Another important example of the way Shakespeare dramatizes Plutarch’s text comes at Caesar’s funeral. In Plutarch, Antony and Brutus’s speeches are merely summarized: “When the multitude was assembled there, Brutus made a speech calculated to win the people and fitting the occasion,” and “Antony pronounced the customary eulogy, and when he saw the multitude were moved by his words, changed his tone to one of compassion, and taking the robe of Caesar, all bloody as it was, unfolded it to view.” Shakespeare fleshes out the scene, adding depth and personality to his characters. In the original text Antony’s speech is portrayed as improvisatory, adapting suddenly in tone and sentiment to meet the fickle reactions of the public. Shakespeare, however, depicts Antony’s speech as purposefully subversive; the use of blank verse as opposed to Brutus’ prose, and the sarcastic repetition of “But Brutus is an honorable man” all give the impression of a deliberate attempt to undermine the conspirators.

The most famous quote of the play, “Et tu, Brute?,” spoken by Caesar right before he is stabbed by his beloved Brutus, marks another notable departure from the source text. The line, Latin for “you, too, Brutus?,” is lifted from Suetonius’s The Twelve Caesars, which describes the first eleven emperors of Rome. In the Suetonius’s text, Caesar is said to have cried “You too, my child?” in Greek (“Kai su, teknon?”). While cultured Romans of the period spoke both languages, an Elizabethan audience would have only recognized some rudimentary Latin, thus explaining why Shakespeare switched from Greek to Latin.
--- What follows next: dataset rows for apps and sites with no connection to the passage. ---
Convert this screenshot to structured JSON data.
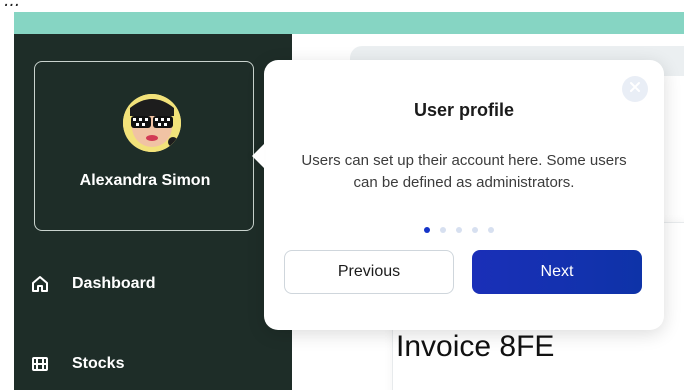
{
  "caption": "...",
  "sidebar": {
    "profile": {
      "name": "Alexandra Simon"
    },
    "items": [
      {
        "label": "Dashboard",
        "icon": "home-icon"
      },
      {
        "label": "Stocks",
        "icon": "stocks-icon"
      }
    ]
  },
  "main": {
    "invoice_title": "Invoice 8FE"
  },
  "popover": {
    "title": "User profile",
    "body": "Users can set up their account here. Some users can be defined as administrators.",
    "step": 1,
    "steps": 5,
    "previous_label": "Previous",
    "next_label": "Next"
  },
  "colors": {
    "top_band": "#86d5c3",
    "sidebar": "#1e2d28",
    "primary": "#1534c8"
  }
}
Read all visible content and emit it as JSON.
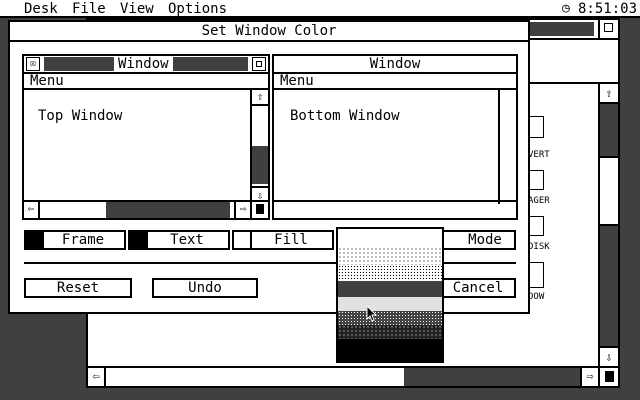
{
  "menubar": {
    "items": [
      "Desk",
      "File",
      "View",
      "Options"
    ],
    "clock": "8:51:03"
  },
  "dialog": {
    "title": "Set Window Color",
    "top_window": {
      "title": "Window",
      "menu": "Menu",
      "content": "Top Window"
    },
    "bottom_window": {
      "title": "Window",
      "menu": "Menu",
      "content": "Bottom Window"
    },
    "element_buttons": {
      "frame": "Frame",
      "text": "Text",
      "fill": "Fill",
      "mode": "Mode"
    },
    "buttons": {
      "reset": "Reset",
      "undo": "Undo",
      "cancel": "Cancel"
    }
  },
  "background_window": {
    "icons": [
      "VERT",
      "AGER",
      "DISK",
      "DOW"
    ]
  }
}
More importantly, Suetonius suggests that Brutus was rumored to have been the bastard son of Caesar: “Beyond all others, Caesar loved Servilia, the mother of Marcus Brutus,” Suetonius writes. Despite being well aware of this gossip (there is a clear allusion to “Brutus’ bastard hand” in Henry IV), Shakespeare does not openly acknowledge it in Julius Caesar. Any mention of patricide (a son killing his father) remains unspoken, and is only possibly implied when Antony refers to Brutus as “Caesar’s angel” during his funeral oration.